In the case of hearing impairment at a young age, early identification of hearing loss within the age of one and early intervention by sending them to schools catering to special needs can facilitate speaking, language acquisition and flexibility of the vocal organs. Serious accusations include parents retaining kids with hearing impairment at home which leads to low language input, abandoning kids in hostels especially girls, as long as the premises is 'safe', parents' lack of follow up on the child's progress and doctors' failure to advice parents concerning kids who would need to attend school for special needs depending on the degree of deafness. When girls can't speak clearly once they reach marriageable age, it causes emotional pain to many concerned, which can otherwise be eased if only parents intervene at an early stage.

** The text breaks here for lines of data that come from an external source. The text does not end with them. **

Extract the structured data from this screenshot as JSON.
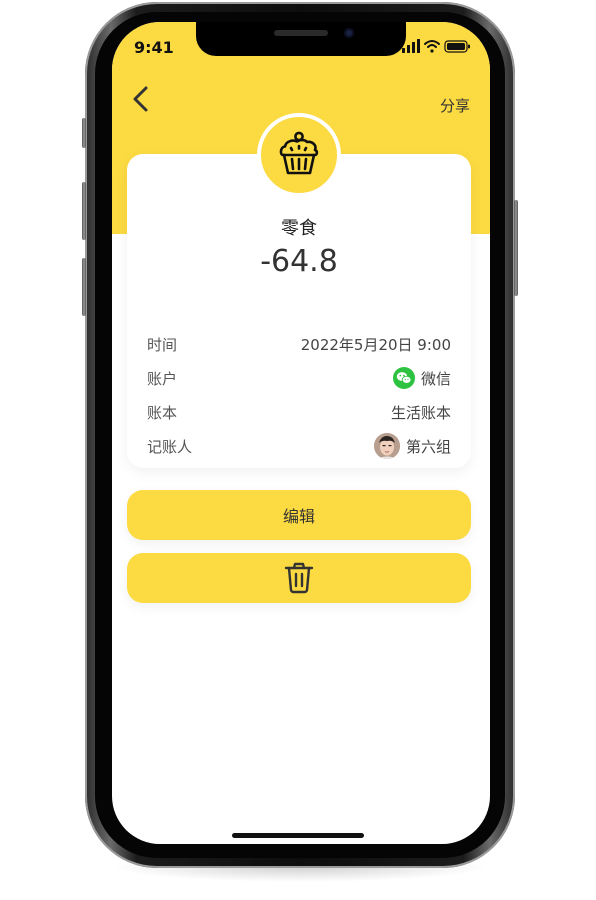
{
  "status_bar": {
    "time": "9:41"
  },
  "header": {
    "share_label": "分享"
  },
  "transaction": {
    "category": "零食",
    "amount": "-64.8",
    "rows": [
      {
        "label": "时间",
        "value": "2022年5月20日 9:00"
      },
      {
        "label": "账户",
        "value": "微信"
      },
      {
        "label": "账本",
        "value": "生活账本"
      },
      {
        "label": "记账人",
        "value": "第六组"
      }
    ]
  },
  "actions": {
    "edit_label": "编辑"
  },
  "icons": {
    "back": "chevron-left-icon",
    "category": "cupcake-icon",
    "account": "wechat-icon",
    "delete": "trash-icon"
  },
  "colors": {
    "accent": "#fcda41",
    "wechat": "#2dc23f"
  }
}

At 'Little Flower Convent Higher Secondary School for the Deaf' aural (hearing) and oral (speaking) skills and lip reading dexterity are conditioned, but sign language is strictly forbidden. Mrs. Usha Stephen, Lecturer in Teachers' Training division, justifies prohibiting sign language saying, "Children with hearing impairment must adapt and integrate with the rest of the world, hence we urge parents to take their kids to public events, avoid sign language and even limit body movements. The focus is more on lip reading or speech reading. Integration of students depends on both the parent and the child. Around 20% of kids once rehabilitated are integrated into regular schools." Conversation lessons are given priority, where kids recount what they see. Even kids with mild MR (Mental Retardation) and hearing impairment are rehabilitated, but children with multiple disorders need additional individual attention. Kids coming from abusive families with most cases reporting drunkard fathers, share their grievances with their teachers. Under special circumstances house visits are arranged for teachers even if kids hail from far-flung locations, which help teachers to be more empathetic towards the ward, especially if the student lacks financial and parental assistance.
Influences on the Hearing Impaired
Teachers use innovative and multisensory teaching methods to educate the hearing impaired. Some teaching ways include embossed models of landscapes and anatomy, visual aids such as pictures, photos, gustatory approach where kids come to know about honey by tasting it, exploring with smell, to name a few techniques. Parents Guidance programme or Parent Infant programme is imperative where parents and kids are trained concerning early identification of deafness, rehabilitation programme, fixing hearing aid with the help of an audiologist and correct use of hearing aids. Mrs. Stephen further adds, "When parents are willing to come to terms with their child's hearing impairment things are actually easier. 15% of families accept, 85% do not accept. However, with counselling 60% of families change their perspective towards their child but 40% adamantly refuse to accept the fact."
The cost of hearing aid for each ear is exorbitant to a middle-income family, plus buying and changing batteries every 72 hours is a recurring expenditure. However considering the future of a child, the expense is a worthy investment. With appropriate intervention most people with hearing impairment flourish academically, shine in sports and adapt comfortably in regular vocation after successful completion of education. Medindia thanks Sister Jecintha Roselyn, Principal of Little Flower Convent Higher Secondary School for the Deaf, Mrs. Usha Stephen, Lecturer in Teacher's Training, Mrs. Bhuvana Sundari and Mrs. Nirmala Rani, Primary Education Specialists and Mrs. Chitra Lakshmi, Physical Education Trainer for their contribution.